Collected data
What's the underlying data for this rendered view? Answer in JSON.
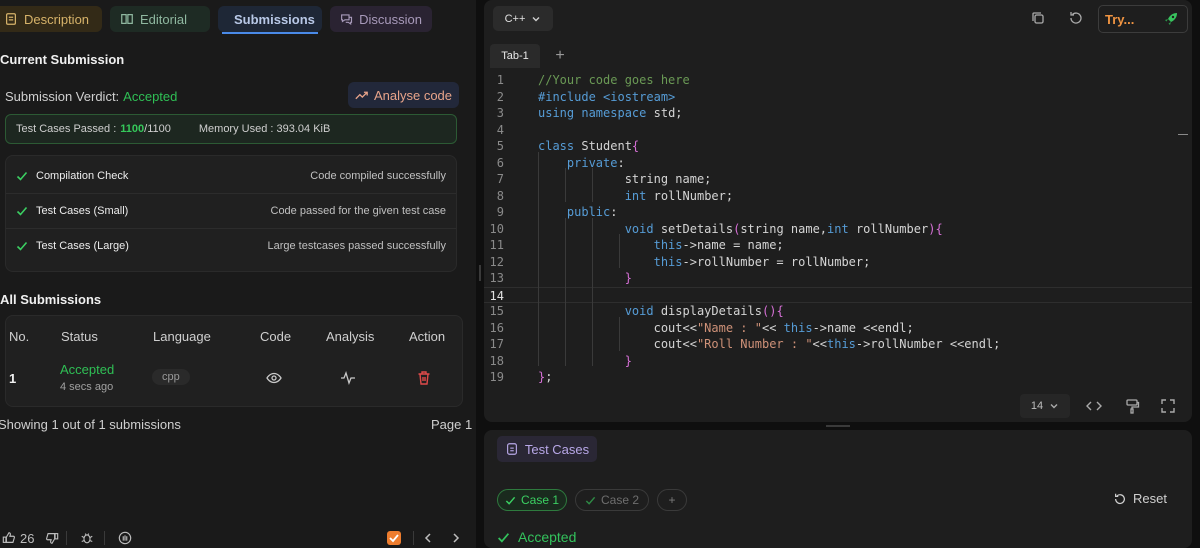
{
  "tabs": {
    "description": "Description",
    "editorial": "Editorial",
    "submissions": "Submissions",
    "discussion": "Discussion"
  },
  "current_submission": {
    "title": "Current Submission",
    "verdict_label": "Submission Verdict:",
    "verdict_value": "Accepted",
    "analyse_label": "Analyse code",
    "passed_label": "Test Cases Passed :",
    "passed_count": "1100",
    "passed_total": "/1100",
    "memory_label": "Memory Used : 393.04 KiB",
    "checks": [
      {
        "name": "Compilation Check",
        "message": "Code compiled successfully"
      },
      {
        "name": "Test Cases (Small)",
        "message": "Code passed for the given test case"
      },
      {
        "name": "Test Cases (Large)",
        "message": "Large testcases passed successfully"
      }
    ]
  },
  "all_submissions": {
    "title": "All Submissions",
    "headers": [
      "No.",
      "Status",
      "Language",
      "Code",
      "Analysis",
      "Action"
    ],
    "rows": [
      {
        "no": "1",
        "status": "Accepted",
        "time": "4 secs ago",
        "language": "cpp"
      }
    ],
    "showing_text": "Showing 1 out of 1 submissions",
    "page_text": "Page 1"
  },
  "footer": {
    "likes": "26"
  },
  "editor": {
    "language": "C++",
    "try_label": "Try...",
    "file_tab": "Tab-1",
    "add_tab": "+",
    "font_size": "14",
    "active_line": 14,
    "lines": [
      "//Your code goes here",
      "#include <iostream>",
      "using namespace std;",
      "",
      "class Student{",
      "    private:",
      "            string name;",
      "            int rollNumber;",
      "    public:",
      "            void setDetails(string name,int rollNumber){",
      "                this->name = name;",
      "                this->rollNumber = rollNumber;",
      "            }",
      "",
      "            void displayDetails(){",
      "                cout<<\"Name : \"<< this->name <<endl;",
      "                cout<<\"Roll Number : \"<<this->rollNumber <<endl;",
      "            }",
      "};"
    ]
  },
  "test_cases": {
    "tab_label": "Test Cases",
    "case1": "Case 1",
    "case2": "Case 2",
    "add": "+",
    "reset": "Reset",
    "status": "Accepted"
  },
  "colors": {
    "accepted": "#2fbf55",
    "accent_blue": "#4a8ae8",
    "try_orange": "#ef9442"
  }
}
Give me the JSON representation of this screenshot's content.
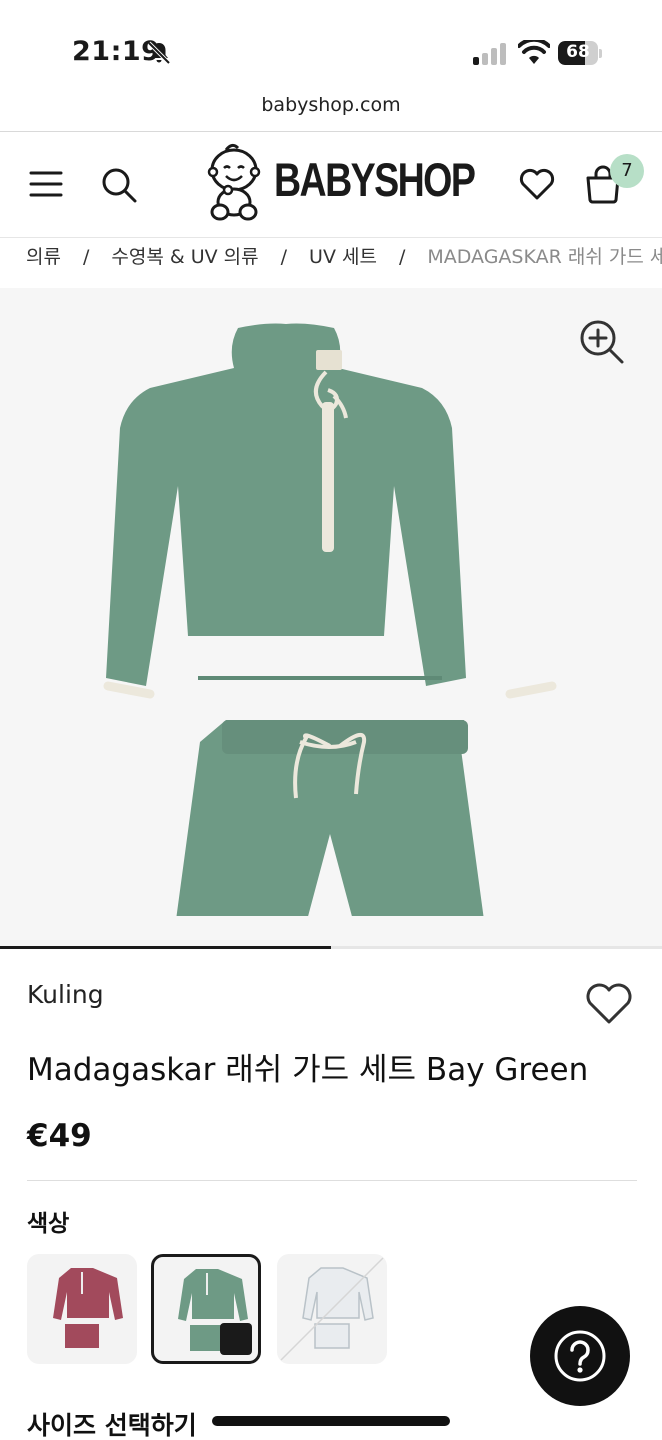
{
  "status_bar": {
    "time": "21:19",
    "battery": "68",
    "battery_level": 0.68
  },
  "browser": {
    "url": "babyshop.com"
  },
  "header": {
    "logo_text": "BABYSHOP",
    "cart_count": "7"
  },
  "breadcrumb": {
    "items": [
      "의류",
      "수영복 & UV 의류",
      "UV 세트",
      "MADAGASKAR 래쉬 가드 세트"
    ],
    "separator": "/"
  },
  "gallery": {
    "progress": 0.5,
    "garment_color": "#6e9a85",
    "trim_color": "#ece8dc"
  },
  "product": {
    "brand": "Kuling",
    "title": "Madagaskar 래쉬 가드 세트 Bay Green",
    "price": "€49",
    "color_label": "색상",
    "size_label": "사이즈 선택하기"
  },
  "swatches": [
    {
      "name": "red-stripe",
      "color": "#a24a5c",
      "selected": false
    },
    {
      "name": "bay-green",
      "color": "#6e9a85",
      "selected": true
    },
    {
      "name": "white-stripe",
      "color": "#e9ecef",
      "selected": false,
      "unavailable": true
    }
  ],
  "icons": {
    "menu": "menu-icon",
    "search": "search-icon",
    "wishlist": "heart-icon",
    "cart": "bag-icon",
    "zoom": "zoom-in-icon",
    "help": "question-icon"
  }
}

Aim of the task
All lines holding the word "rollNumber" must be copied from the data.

Finished exercise
      "            int rollNumber;",
      "            void setDetails(string name,int rollNumber){",
      "                this->rollNumber = rollNumber;",
      "                cout<<\"Roll Number : \"<<this->rollNumber <<endl;",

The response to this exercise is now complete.